* [WHAT IS NEEDED]: Show every line of the data that contains the string "totam".

○ ○ ○

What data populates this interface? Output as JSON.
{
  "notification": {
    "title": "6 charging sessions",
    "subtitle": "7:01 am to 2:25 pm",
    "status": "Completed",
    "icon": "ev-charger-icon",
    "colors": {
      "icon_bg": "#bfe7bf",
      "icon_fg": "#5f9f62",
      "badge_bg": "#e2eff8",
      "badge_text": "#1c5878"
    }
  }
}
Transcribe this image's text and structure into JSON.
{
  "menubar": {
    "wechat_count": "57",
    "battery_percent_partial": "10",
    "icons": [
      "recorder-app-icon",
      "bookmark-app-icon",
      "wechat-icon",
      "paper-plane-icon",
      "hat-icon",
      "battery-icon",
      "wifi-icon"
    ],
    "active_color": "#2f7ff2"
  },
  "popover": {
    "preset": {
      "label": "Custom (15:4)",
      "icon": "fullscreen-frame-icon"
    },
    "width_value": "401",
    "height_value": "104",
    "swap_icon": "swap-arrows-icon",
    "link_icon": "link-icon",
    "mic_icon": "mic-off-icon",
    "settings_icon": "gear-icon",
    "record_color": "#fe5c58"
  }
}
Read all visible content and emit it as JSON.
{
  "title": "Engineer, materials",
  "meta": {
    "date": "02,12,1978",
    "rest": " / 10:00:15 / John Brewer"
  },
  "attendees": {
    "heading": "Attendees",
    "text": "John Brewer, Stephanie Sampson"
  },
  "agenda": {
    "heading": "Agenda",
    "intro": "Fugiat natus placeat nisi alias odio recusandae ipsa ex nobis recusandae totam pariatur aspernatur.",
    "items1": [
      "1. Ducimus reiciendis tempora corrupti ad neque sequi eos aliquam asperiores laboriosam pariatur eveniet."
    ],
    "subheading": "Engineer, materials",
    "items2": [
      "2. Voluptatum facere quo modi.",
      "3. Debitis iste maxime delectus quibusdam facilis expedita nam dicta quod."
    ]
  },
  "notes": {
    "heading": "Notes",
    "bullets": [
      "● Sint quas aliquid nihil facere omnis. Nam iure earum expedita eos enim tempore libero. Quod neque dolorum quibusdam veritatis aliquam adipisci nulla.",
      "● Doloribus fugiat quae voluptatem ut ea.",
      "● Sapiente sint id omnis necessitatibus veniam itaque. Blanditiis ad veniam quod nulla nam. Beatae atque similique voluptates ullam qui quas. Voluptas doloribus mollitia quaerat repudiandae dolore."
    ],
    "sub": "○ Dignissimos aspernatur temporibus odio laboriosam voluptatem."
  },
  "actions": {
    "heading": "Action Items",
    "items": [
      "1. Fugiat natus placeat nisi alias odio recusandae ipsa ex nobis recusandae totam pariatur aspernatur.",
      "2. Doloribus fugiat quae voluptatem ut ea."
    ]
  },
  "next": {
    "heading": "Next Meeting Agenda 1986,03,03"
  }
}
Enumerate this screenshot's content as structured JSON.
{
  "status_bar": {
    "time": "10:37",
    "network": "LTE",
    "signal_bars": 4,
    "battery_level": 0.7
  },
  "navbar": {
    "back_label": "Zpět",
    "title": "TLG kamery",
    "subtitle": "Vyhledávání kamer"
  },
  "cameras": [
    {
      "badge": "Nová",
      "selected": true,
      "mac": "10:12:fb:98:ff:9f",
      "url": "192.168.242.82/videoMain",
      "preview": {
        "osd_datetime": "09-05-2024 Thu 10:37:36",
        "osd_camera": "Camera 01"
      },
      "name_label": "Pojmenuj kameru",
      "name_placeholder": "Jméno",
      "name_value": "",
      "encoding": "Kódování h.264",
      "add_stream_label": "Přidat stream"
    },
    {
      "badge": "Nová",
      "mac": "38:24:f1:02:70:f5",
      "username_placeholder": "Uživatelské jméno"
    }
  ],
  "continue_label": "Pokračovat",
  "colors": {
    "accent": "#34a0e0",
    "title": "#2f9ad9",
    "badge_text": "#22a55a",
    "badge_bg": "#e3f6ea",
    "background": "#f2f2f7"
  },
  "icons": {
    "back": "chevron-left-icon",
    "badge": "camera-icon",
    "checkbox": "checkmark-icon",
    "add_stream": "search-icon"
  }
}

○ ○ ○

* [THE ANSWER]:
    "intro": "Fugiat natus placeat nisi alias odio recusandae ipsa ex nobis recusandae totam pariatur aspernatur.",
      "1. Fugiat natus placeat nisi alias odio recusandae ipsa ex nobis recusandae totam pariatur aspernatur.",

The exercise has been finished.